By Ozge Ozbilgin
ANKARA (Reuters) - Turkey's ruling AK Party plans to abolish special courts used in the trials of alleged coup plotters, a parliamentary official said on Wednesday, clouding the future of a legal process criticized as a tool to stifle dissent.
A series of trials investigating hundreds of people accused of links to coup plots or Kurdish militants would be affected by the reform, which one newspaper report said could be submitted to parliament before it go into recess on Sunday.
Critics of the courts say the trials, one of which is a conspiracy case involving hundreds of military officers, have spiraled out of control, with many defendants spending years in custody with no verdict in sight.
However, the dismantling of the courts is likely to face opposition from advocates of the trials, including followers of the influential Islamic preacher Fethullah Gulen, who see them as an important part of Turkey's democratization and calling to account of anti-democratic forces who once dominated Turkey.

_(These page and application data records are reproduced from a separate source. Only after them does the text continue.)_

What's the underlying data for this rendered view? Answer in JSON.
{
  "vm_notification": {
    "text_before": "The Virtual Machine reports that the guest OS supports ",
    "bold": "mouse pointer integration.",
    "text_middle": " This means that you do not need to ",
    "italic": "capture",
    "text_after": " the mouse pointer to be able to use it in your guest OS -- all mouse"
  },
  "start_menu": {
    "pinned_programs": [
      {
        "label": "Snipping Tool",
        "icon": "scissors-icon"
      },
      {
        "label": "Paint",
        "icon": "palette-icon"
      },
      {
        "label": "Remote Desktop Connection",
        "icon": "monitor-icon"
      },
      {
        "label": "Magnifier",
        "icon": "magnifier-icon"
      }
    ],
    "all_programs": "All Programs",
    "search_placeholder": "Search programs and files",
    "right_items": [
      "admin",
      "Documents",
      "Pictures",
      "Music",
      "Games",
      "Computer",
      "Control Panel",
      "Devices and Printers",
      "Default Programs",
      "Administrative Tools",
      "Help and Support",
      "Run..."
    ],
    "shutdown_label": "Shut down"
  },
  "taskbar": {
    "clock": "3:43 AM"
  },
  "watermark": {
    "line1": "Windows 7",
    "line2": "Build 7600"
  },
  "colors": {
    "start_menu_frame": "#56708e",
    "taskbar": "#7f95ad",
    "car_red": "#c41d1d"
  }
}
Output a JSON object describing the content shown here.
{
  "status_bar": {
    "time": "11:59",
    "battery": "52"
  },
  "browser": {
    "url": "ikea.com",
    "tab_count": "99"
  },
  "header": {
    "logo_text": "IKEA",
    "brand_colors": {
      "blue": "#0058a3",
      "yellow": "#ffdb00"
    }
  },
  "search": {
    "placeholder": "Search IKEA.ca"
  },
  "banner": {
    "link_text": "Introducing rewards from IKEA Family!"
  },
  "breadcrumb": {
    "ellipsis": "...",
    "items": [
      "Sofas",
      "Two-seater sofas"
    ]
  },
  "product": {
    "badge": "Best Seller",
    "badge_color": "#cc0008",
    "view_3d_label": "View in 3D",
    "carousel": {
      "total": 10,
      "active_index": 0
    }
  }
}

Prime Minister Tayyip Erdogan himself has cast doubt on the handling of the cases, suggesting court powers could be curbed, but such a reform was not expected so quickly.
The Hurriyet daily said Erdogan had ordered the abolition of the courts be inserted into a reform package which his party aims to push through parliament before the recess.
Asked whether there were plans for such a reform, a parliamentary official told Reuters: "Work is being conducted within the party. It has not come to parliament yet."
Since first coming to power in 2002, Erdogan's AK Party has been at loggerheads with the staunchly secular military, which distrusted the prime minister's Islamist past.
The special authority courts, established by Erdogan's government in 2005 to replace state security courts, have pursued cases against alleged anti-government plots within the secularist establishment, including the officer corps.
One of the most prominent case started in 2007 when police said they had uncovered an ultra-nationalist network, called Ergenekon, running plots against Erdogan's government.
Many of the hundreds of suspects rounded up and held in lengthy pre-trial detention belong to the military. Others included academics, journalists and social activists.
NEW COURTS ENVISAGED
Deputy Prime Minister Bekir Bozdag is heading a commission working on the court reform and AK Party legal experts are examining how the coup-related cases would then be heard, Hurriyet said.
Hurriyet, which did not identify its source, said special authority courts would be replaced by a regional court structure to deal with crimes such as coup-plotting and terrorism. It was not immediately clear how this would affect the ongoing cases.
Erdogan previously criticized special prosecutors for acting as if they were "a different power within the state" and said the courts had been useful at times but also harmful, noting public discontent at the way they had worked.
The prosecutors clashed with Erdogan this year when they sought to question his intelligence chief over secret peace talks held in Oslo with representatives of the Kurdistan Workers Party (PKK) militants. The PKK have waged a near 30-year battle with the state in which 40,000 people have died and there is considerable nationalist opposition to such talks.
That clash triggered talk of a rift in the AK Party between Erdogan's camp and followers of Gulen, who lives in self-imposed exile in the United States. It also prompted speculation among lawyers that the government may seek to rein in prosecutors seen as exceeding their authority.
In the long-running "Sledgehammer" case where 365 military officers are charged with plotting to overthrow the government, defense lawyers boycotted the trial, forcing the court to send the case back to the prosecutor's office.
Prosecutors allege an army seminar in 2003 laid out plans to undermine Erdogan's government by planting bombs in historic mosques and tourist sites in Istanbul and provoke an escalation of tension with Greece, to pave the way for a military takeover.
The defendants deny the allegations and say the seminar was just a war game scenario and not an actual plot and that some documents used by the prosecution were fakes. The trial could now be referred to another court.
(Writing By Daren Butler; Editing by Mark Heinrich)